“The gun was a Magnum 44 identified highly effective sufficient to kill a lion by one blow,” an account of the tragedy on the Yoshi Coalition website reads. “The bullet penetrated Yoshi’s chest. Yoshi, bleeding closely, died within the ambulance on the best way to the hospital.”
The loss of life of a younger Japanese man in these circumstances drew huge media protection in Japan, the place gun violence is uncommon. Japan has among the world’s strictest legal guidelines on gun possession. Most shootings in Japan are related to organized crime, with solely a handful of deaths within the nation of 125 million.
This was the early Nineteen Nineties, a interval of higher curiosity in gun management in lots of nations. A sequence of violent shootings in Britain and Australia round this time later led to main adjustments in these nations’ gun management laws, with the federal government accumulating weapons from homeowners and clamping down on unlawful possession.

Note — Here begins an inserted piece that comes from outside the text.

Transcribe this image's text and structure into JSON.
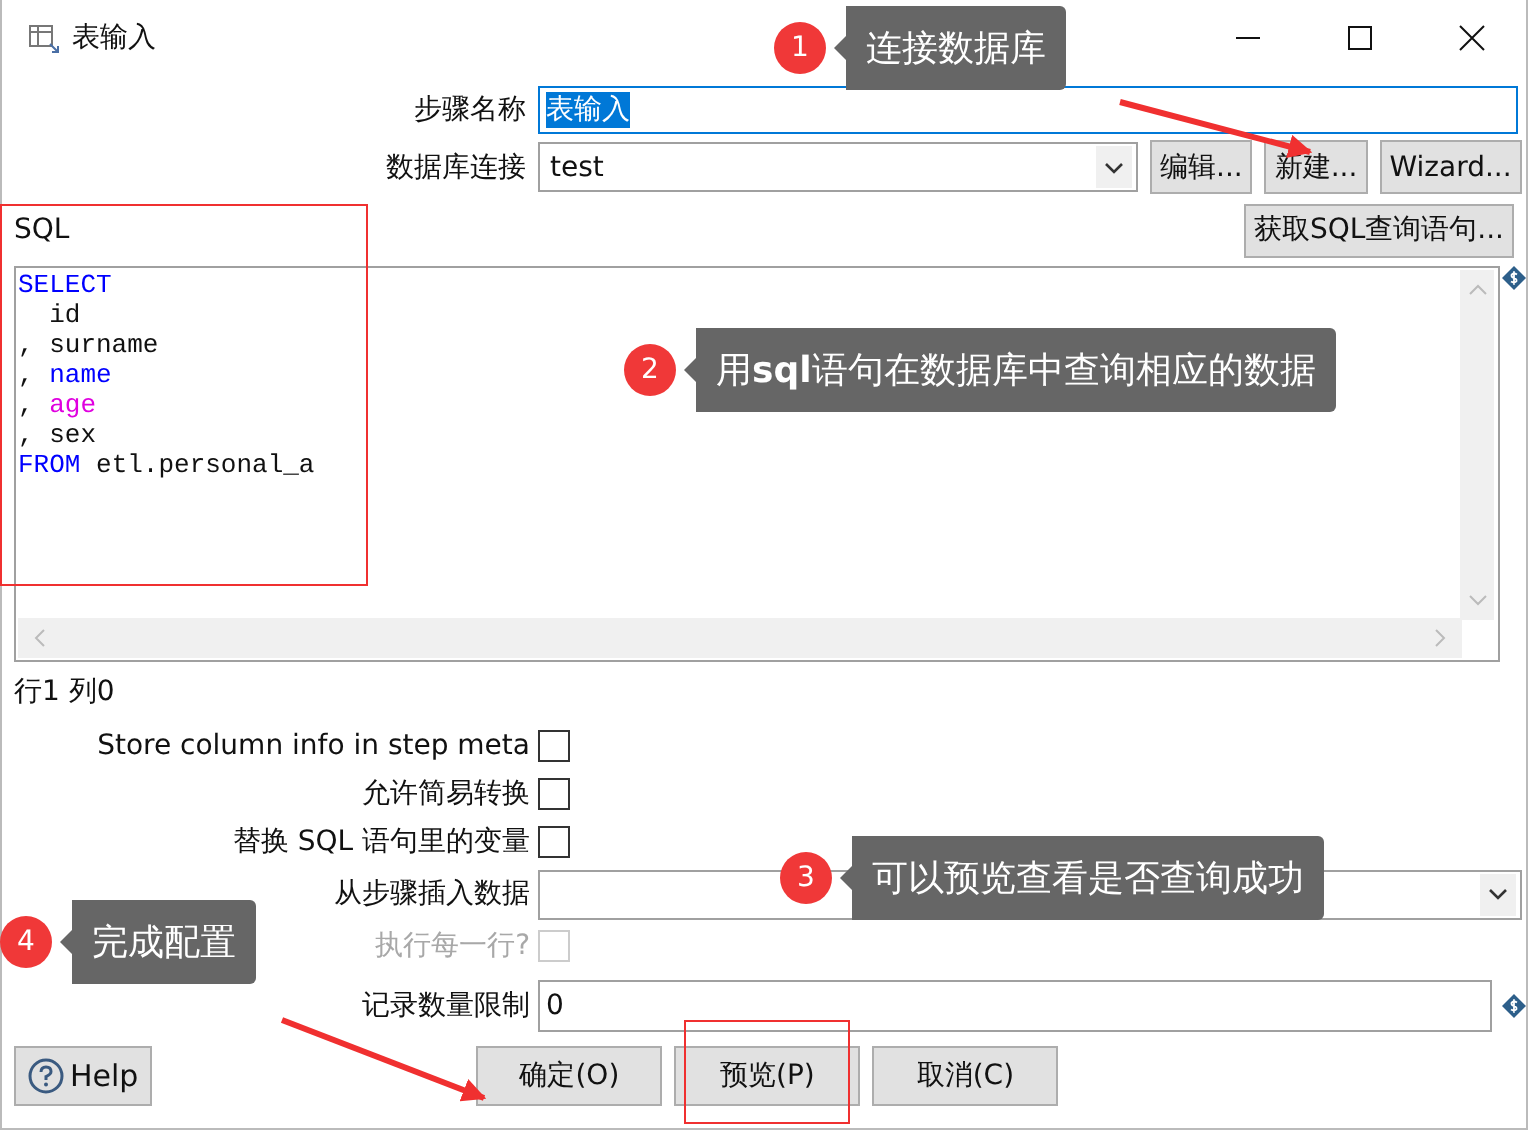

The loss of life of Hattori introduced a special facet of gun violence: That of killings attributable to errors. When his killer was later acquitted of legal costs by a Baton Rouge jury following the argument he stood his floor in protection of his house, it furthered views that america had been pushed mad by weapons.
Masaichi and Mieko Hattori flew to Louisiana to attempt to perceive his loss of life. The next 12 months, they introduced Clinton with a petition signed by 1.7 million folks in Japan that known as on the U.S. chief “to reassess the simple availability of weapons” and “assist finish the mindless yearly slaughter of hundreds of People and overseas guests.”
A wrongful-death award in 1994 helped rectify among the despair seen in Japan on the preliminary acquittal. “This verdict is a victory for American society,” one anchorwoman with Fuji-TV stated on the time. “It exhibits that People do cope with their social issues.”
How nations all over the world have responded to mass shootings
The Hattori household did extra for U.S. gun management than most People. Final 12 months within the Hint, a publication that covers American gun violence, Jennifer Mascia wrote that the killing of Hattori “helped unite People across the Brady Invoice, a federal background verify measure” that handed in 1993.
Along with the Yoshi Coalition, the Hattori household additionally used the cash they obtained within the wrongful-death cash to arrange a fund that enables U.S. college students to go to Japan. Thus far, 30 college students have undertaken the change, which the website describes as an opportunity to “get a deeper understanding of a tradition the place weapons will not be a necessity.”
However the shootings of Yarl and Gillis, amongst many different latest gun violence incidents, present how little has been resolved in america. Certainly, the political debate surrounding weapons could also be extra intractable now than it was three many years in the past.
In 2017, the Tokyo Shimbun newspaper interviewed one among Hattori’s former classmates in Japan a couple of capturing in Las Vegas that left 60 victims useless. “Nothing adjustments,” the then-43-year-old Keisuke Nishikawa told them. “I suppose these shootings will simply preserve happening endlessly.”
It’s a distinction to how in different methods, life has moved on. Haymaker, the host brother who was with Hattori the day he died and performed a serious position within the response, studied music earlier than switching paths to change into a psychotherapist who specialised in working with youngsters. He took his personal life final 12 months on the age of 46.
His dad and mom, together with Hattori’s dad and mom, have continued to help the controversy about gun management. 5 years in the past, after the killing of 17 folks at Florida’s Marjory Stoneman Douglas Excessive College, Mieko Hattori spoke at a March for Our Lives rally in her house in Nagoya, Japan.
The Hattoris, now of their mid-70s, introduced final 12 months they might be stepping down from working the Yoshi Coalition. Chatting with Kyodo Information on the 30th anniversary of their son’s death, they stated it was as much as younger folks to maintain pushing for change.